Plaintiff, Aluminum Company of America (ALCOA), brought the instant action against defendant, Essex Group, Inc. (Essex), seeking either an equitable reformation of the contract price due to the effects of inflation on the cost of producing aluminum, or enforcement of an oral amendment and an award of damages for Essex's breach of the modification, or recognition of the termination of the agreement.
Was ALCOA entitled to reformation of its contract with Essex?

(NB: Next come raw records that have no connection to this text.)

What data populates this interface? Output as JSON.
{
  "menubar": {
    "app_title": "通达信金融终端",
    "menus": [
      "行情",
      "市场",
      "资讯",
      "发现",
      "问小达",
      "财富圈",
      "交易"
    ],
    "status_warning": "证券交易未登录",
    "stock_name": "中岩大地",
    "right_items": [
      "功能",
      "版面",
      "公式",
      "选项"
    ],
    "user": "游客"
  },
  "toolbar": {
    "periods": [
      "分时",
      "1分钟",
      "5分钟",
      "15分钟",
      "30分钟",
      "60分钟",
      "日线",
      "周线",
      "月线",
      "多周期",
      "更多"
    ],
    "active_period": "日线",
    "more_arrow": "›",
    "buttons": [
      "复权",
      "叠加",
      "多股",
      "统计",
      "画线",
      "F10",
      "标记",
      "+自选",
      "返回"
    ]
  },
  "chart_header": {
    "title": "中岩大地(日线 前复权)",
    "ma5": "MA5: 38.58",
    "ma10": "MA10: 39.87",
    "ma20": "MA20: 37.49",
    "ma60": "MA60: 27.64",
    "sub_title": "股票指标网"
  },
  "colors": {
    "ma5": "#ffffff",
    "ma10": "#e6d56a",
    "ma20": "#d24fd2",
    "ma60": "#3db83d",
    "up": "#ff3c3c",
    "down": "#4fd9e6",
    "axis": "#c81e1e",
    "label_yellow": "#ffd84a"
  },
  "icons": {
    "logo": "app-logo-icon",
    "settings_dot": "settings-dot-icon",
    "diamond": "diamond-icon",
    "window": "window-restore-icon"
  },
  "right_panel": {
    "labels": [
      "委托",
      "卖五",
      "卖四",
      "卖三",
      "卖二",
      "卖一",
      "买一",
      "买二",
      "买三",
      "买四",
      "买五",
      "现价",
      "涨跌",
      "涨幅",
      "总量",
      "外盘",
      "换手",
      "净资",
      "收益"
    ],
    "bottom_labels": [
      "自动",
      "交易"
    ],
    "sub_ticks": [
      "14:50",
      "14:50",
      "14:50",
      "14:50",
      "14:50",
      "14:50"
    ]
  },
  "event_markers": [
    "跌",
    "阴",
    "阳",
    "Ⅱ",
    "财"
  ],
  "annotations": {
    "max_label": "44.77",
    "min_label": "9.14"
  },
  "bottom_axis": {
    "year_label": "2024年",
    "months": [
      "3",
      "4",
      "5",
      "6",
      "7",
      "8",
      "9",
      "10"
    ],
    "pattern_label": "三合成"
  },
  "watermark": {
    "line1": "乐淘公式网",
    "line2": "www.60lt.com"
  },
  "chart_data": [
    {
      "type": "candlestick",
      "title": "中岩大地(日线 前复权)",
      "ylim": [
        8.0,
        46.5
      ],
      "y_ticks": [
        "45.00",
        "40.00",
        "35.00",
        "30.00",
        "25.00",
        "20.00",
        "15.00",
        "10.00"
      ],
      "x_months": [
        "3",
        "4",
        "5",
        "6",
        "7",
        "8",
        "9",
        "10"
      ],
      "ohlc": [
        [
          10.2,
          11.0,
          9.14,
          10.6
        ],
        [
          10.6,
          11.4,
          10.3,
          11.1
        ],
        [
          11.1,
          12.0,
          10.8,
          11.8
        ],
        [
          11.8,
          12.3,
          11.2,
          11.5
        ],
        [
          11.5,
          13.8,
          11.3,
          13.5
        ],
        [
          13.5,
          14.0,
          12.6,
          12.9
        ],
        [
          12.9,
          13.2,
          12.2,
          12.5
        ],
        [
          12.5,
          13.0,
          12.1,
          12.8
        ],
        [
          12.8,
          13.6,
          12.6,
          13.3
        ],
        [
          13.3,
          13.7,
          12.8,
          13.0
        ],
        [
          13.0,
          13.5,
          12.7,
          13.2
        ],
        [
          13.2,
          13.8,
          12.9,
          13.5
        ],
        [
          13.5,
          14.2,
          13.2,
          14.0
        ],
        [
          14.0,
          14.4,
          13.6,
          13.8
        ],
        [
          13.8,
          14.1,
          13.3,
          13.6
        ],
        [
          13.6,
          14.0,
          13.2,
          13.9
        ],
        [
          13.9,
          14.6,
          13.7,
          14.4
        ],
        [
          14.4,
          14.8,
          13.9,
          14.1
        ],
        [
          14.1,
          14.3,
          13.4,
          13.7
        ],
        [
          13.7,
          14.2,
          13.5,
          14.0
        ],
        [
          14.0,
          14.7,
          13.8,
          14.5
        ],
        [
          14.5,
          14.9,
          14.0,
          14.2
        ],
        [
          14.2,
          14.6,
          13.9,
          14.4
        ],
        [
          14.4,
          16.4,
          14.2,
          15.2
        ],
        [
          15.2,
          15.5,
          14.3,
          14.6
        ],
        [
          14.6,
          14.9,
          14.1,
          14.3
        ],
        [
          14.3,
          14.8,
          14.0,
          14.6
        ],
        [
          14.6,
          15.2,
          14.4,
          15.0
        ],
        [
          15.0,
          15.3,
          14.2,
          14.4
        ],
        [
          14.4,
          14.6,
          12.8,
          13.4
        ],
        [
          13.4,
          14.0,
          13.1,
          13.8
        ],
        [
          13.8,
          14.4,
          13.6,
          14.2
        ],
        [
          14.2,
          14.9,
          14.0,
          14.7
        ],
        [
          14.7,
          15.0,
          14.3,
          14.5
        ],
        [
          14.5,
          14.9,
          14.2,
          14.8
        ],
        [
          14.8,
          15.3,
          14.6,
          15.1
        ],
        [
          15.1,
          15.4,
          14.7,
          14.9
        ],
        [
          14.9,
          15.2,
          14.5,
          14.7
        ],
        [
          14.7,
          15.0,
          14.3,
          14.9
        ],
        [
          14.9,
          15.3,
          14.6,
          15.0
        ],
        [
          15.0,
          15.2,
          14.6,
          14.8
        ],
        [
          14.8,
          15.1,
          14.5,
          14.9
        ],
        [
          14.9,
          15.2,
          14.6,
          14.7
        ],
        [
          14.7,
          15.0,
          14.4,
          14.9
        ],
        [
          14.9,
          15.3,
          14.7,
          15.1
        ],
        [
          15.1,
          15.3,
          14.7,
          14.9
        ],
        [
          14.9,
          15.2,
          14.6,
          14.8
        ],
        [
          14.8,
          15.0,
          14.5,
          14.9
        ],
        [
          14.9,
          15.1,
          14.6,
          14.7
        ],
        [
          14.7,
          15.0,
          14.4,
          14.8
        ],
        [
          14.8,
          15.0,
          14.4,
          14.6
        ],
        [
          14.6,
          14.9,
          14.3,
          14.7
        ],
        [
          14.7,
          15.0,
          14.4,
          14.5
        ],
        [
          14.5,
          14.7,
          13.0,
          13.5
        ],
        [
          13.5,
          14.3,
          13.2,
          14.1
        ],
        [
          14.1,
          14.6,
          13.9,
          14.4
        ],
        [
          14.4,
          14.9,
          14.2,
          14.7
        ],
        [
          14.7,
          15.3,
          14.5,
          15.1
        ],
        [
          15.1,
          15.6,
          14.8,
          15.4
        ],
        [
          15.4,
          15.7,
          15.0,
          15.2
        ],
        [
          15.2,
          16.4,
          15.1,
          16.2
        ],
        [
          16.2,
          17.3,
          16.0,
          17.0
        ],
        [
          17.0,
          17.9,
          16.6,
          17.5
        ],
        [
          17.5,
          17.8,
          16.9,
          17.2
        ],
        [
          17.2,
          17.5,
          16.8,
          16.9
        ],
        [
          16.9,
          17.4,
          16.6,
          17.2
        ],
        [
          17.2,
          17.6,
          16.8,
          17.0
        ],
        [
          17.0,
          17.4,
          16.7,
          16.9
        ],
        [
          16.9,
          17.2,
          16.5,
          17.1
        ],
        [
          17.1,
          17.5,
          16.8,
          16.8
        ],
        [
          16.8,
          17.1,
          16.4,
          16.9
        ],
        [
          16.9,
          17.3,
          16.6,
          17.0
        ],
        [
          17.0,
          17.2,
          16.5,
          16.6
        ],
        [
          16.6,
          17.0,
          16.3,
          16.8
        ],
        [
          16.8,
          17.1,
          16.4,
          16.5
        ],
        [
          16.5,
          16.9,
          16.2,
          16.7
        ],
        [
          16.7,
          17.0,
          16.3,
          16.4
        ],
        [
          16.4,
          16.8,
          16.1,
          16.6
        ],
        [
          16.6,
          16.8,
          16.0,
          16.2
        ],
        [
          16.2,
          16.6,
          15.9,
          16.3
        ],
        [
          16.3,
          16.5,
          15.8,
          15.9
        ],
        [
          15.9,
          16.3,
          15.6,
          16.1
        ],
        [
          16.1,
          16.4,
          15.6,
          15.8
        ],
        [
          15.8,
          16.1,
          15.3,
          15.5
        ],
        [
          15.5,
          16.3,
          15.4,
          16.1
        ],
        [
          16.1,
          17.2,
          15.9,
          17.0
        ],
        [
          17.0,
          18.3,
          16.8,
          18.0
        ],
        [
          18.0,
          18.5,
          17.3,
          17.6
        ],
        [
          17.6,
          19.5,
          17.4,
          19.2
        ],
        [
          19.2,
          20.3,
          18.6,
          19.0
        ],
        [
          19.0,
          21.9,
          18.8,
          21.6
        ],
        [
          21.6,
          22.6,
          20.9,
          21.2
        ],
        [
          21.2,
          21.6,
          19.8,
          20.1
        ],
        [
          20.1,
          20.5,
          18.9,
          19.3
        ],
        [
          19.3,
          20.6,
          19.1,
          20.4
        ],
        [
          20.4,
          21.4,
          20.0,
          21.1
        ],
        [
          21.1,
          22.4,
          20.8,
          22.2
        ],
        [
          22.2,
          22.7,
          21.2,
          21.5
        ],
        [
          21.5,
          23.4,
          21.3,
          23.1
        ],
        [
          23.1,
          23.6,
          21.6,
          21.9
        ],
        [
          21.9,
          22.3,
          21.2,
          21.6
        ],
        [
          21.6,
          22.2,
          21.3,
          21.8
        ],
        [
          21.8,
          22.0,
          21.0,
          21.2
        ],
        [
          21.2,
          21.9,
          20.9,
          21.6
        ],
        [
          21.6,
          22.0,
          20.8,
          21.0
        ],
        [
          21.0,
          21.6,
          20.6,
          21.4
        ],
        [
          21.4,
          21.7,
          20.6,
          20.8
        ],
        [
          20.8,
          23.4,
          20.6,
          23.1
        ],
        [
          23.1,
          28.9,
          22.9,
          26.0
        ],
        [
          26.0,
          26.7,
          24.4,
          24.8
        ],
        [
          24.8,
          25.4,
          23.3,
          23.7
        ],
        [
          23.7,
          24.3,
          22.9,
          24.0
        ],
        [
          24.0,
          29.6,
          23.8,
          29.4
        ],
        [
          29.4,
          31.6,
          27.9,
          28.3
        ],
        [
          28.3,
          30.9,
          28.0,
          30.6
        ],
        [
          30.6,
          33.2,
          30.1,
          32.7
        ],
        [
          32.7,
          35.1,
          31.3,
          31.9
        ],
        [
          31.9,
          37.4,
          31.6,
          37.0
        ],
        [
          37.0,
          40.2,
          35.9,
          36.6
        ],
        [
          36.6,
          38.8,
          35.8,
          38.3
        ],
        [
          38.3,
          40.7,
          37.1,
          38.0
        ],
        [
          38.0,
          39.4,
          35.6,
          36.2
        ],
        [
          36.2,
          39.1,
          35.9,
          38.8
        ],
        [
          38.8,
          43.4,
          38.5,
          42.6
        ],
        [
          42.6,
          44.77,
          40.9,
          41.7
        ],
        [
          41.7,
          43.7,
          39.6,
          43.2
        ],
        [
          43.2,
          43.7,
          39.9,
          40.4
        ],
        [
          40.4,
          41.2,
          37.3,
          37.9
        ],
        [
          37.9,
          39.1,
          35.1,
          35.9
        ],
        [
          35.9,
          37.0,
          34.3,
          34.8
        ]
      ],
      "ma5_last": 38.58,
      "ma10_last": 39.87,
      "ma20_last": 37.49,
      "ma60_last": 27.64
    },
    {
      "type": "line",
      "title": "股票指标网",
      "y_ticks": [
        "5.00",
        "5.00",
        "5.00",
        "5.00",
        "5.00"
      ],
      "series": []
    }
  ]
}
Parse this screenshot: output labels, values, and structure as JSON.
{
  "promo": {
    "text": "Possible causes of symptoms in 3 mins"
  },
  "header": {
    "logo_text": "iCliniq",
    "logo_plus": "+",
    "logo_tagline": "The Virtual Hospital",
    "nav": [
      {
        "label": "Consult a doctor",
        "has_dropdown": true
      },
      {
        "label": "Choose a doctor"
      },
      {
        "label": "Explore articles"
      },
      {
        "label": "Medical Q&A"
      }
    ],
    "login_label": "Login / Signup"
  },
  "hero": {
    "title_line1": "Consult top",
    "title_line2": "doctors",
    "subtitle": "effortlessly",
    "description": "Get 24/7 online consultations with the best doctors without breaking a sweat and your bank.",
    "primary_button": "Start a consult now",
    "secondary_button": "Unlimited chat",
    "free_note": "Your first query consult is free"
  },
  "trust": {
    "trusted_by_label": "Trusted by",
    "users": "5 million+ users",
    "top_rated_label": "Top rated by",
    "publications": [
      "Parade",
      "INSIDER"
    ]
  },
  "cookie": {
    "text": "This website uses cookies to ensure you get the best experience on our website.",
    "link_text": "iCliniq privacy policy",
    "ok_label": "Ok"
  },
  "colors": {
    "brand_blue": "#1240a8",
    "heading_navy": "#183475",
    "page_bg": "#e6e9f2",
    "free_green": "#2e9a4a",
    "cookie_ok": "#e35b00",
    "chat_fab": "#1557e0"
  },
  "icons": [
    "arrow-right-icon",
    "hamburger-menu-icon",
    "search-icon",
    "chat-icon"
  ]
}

The court found that ALCOA was entitled to relief under the doctrine of impracticability. The court used a four factor test when deciding to allow reformation of the contract, analyzing the parties' prevision of the problems that eventually upset the balance of the agreement and their allocation of the associated risks, the parties' attempts to limit the risk, the existence of severe out-of-pocket losses, and the customs of the industry. The court formulated a remedy modifying the price term of the contract in light of the circumstances that upset the price formula.